- Haney LÃ³pez, Dog Whistle Politics: How Coded Racial Appeals Have Reinvented Racism and Wrecked the Middle Class (2015)
The book's thesis is roughly that following World War II, overt statements of white supremacy became repugnant, however many Americans implicitly wanted to maintain the racial hierarchy. This desire could be appealed to by politicians in concern for state rights, when desegregation was enforced. Expressing the need for greater law and order in the era of civil rights marches. Concern over the fairness of government enforced hiring quotas. Worry that welfare and similar payments went to undeserving segments of society. A desire to be especially harsh on street crime and drugs. Disbelief in Obama's legitimacy as natural-born president. Fear of voter fraud. None made explicit mention to race, but their effects were to slow or stop the integration of non-whites.
The book's thesis continues in saying the wealthy and their agents have used these coded messages to entice voters to dismantle governmental checks on inequality that were widely supported following the Great Depression, and the culture of color-blindness and avoidance of racial topics keep people from addressing the racial element and effects of politics openly.

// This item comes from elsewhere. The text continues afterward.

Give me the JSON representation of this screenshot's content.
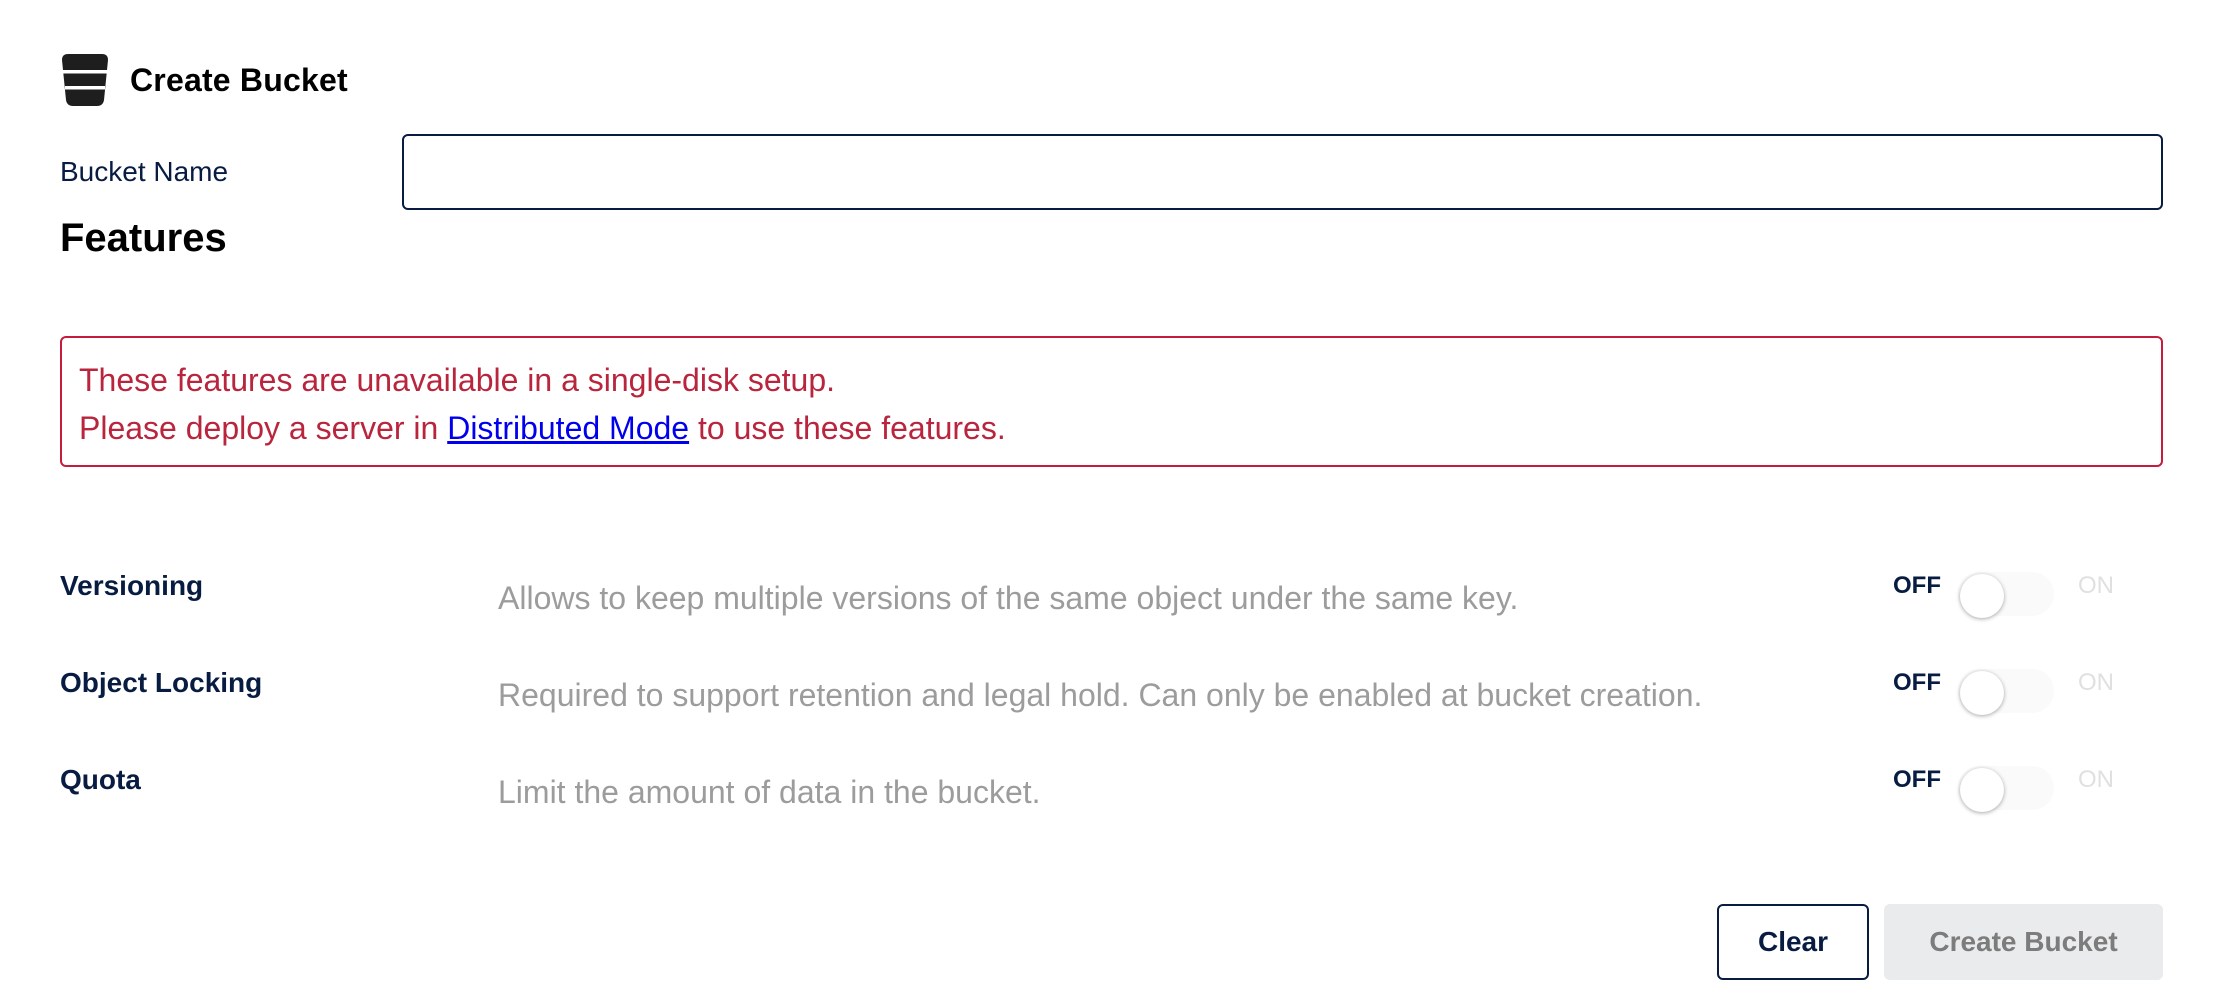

It's a hard argument to establish with certainty because it involves the implicit sensibilities of voters. The racial aspect is set forth as the best explanation for why middle class voters might favor policies that make it more difficult for their class economically. Can't say I have much of a counterargument, except perhaps to a conservative the connection between social programs and the health of the middle class will be doubtful.